Coroner sees optimism in plans for Irish police

Kingsmills survivor Alan Black at a memorial to his murdered workmates in 1981
Kingsmills survivor Alan Black at a memorial to his murdered workmates in 1981

A coroner has welcomed the publication of draft legislation in the Republic concerning gardai giving evidence to inquests in Northern Ireland.

The development emerged at an inquest into the Kingsmills massacre, when 10 Protestants were fatally shot in 1976.

The issue of gardai not giving evidence has been raised as a matter of concern in a number of historic inquests, particularly those which occurred close to the border and may have resulted in cross-border movement of suspects.

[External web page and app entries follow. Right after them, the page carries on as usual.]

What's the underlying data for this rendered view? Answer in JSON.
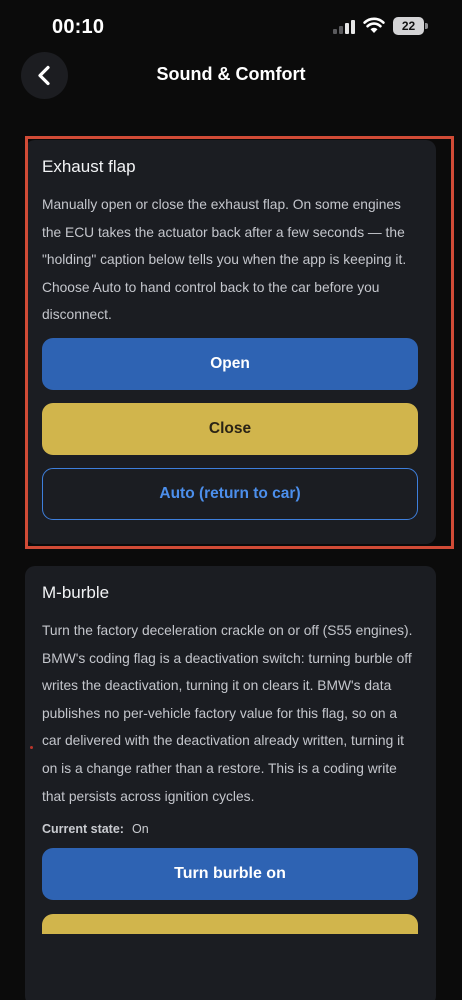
{
  "status": {
    "time": "00:10",
    "battery": "22"
  },
  "header": {
    "title": "Sound & Comfort"
  },
  "exhaust": {
    "title": "Exhaust flap",
    "description": "Manually open or close the exhaust flap. On some engines the ECU takes the actuator back after a few seconds — the \"holding\" caption below tells you when the app is keeping it. Choose Auto to hand control back to the car before you disconnect.",
    "open_label": "Open",
    "close_label": "Close",
    "auto_label": "Auto (return to car)"
  },
  "burble": {
    "title": "M-burble",
    "description": "Turn the factory deceleration crackle on or off (S55 engines). BMW's coding flag is a deactivation switch: turning burble off writes the deactivation, turning it on clears it. BMW's data publishes no per-vehicle factory value for this flag, so on a car delivered with the deactivation already written, turning it on is a change rather than a restore. This is a coding write that persists across ignition cycles.",
    "state_label": "Current state:",
    "state_value": "On",
    "turn_on_label": "Turn burble on"
  },
  "colors": {
    "accent_blue": "#2e63b3",
    "accent_yellow": "#d1b54c",
    "outline_blue": "#3e7fdc",
    "highlight": "#d14b36"
  }
}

The Kingsmills inquest has previously sought unsuccessfully to hear evidence from Gardai staff.

In April this year, the inquest heard that Irish authorities had told the coroner’s representative that they did not have a legislative basis to compel gardai to leave the jurisdiction to attend a court in Belfast.

On November 22, the Irish government published the draft “Criminal Justice (International cooperation) Bill 2017”, which aims to – among other things – “respond to the needs of coroners in Northern Ireland and Britain dealing with legacy cases to access testimony from An Garda Siochana”.

Coroner Brian Sherrard said on Friday that whilst it is “early days” the move is “a matter of some optimism”, and said the bill’s text is “worth reading”.